I rode horses with a couple of bushmen and they can arrange for more intense experiences on request. I also drove in what is known as the No Man's land, a large strip of public land between the CKGR and the first farms where I saw a small settlement of bushmen and they are allowed to hunt. They are ranching cattle and goats there but apparently do hunt as well but not in the traditional manner with the bow, apparently that occurs basically nowhere anymore. Rather they ride horseback and spear animals.

I definitely recommend a visit here to learn about and experience time with bushmen.
PredatorBiologist is offline  
Old May 6th, 2008, 05:40 PM
  #26  
 
Join Date: Apr 2008
Posts: 4
Likes: 0
Received 0 Likes on 0 Posts
First to address the term to apply to the people weíre talking about.
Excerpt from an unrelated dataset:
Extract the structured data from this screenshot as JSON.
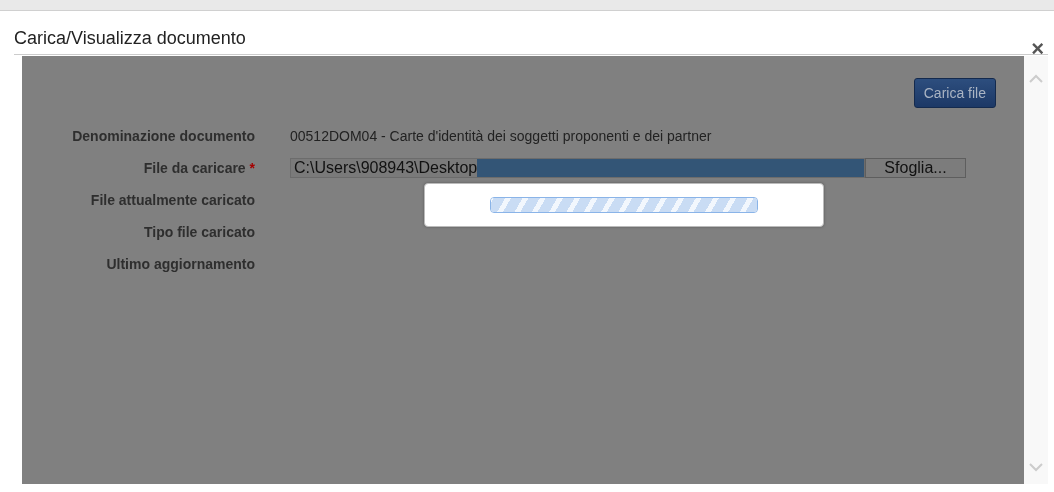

I lived in Ghanzi, Botswana for 6 months in 1983 while inthe Peace Corps then again for 2 years in 2004-5. I worked a bit with the Díkar Trust and had a number of Bushmen I hunted with, called friends, and shared meat. They call themselves Bushmen or by thier clan names Ė Naro, Makaukau (sp?), etc.

As for a Bushmen experience there are several places that offer a cultural experiences, these include Trailblazers, Dqãe Qare Game Farm which is run by the Díkar Trust and where I filled in as manager on occasion, and Kalahari Sunset Safaris run by Andrea Hardbattle, who is half Bushmen and whose father is immortalized in Van Der Postsí book. My wife and I are working with Kuru (an umbrella group that includes the Díkar Trust) to help develop their tourism efforts at Dqãe Qare and to market their crafts. Google African Excursions or Womenís Work Botswana for more information on this.
Thanks
pdurkin is offline  
Related Topics
Thread
Original Poster
Forum
Replies
Last Post
Tally
United States
5
Mar 25th, 2014 04:20 PM
clifbob
United States
5
Aug 18th, 2009 07:31 AM
rwells30
Europe
6
Apr 6th, 2004 06:30 PM
Shadow
United States
7
May 1st, 2003 10:02 PM
melissa
United States
9
Jul 3rd, 2002 12:06 PM

Posting Rules
You may not post new threads
You may not post replies
You may not post attachments
You may not edit your posts

BB code is On
Smilies are On
[IMG] code is On
HTML code is Off
Trackbacks are Off
Pingbacks are Off
Refbacks are On


Thread Tools
Search this Thread

Contact Us - Archive - Advertising - Cookie Policy - Privacy Statement - Do Not Sell My Personal Information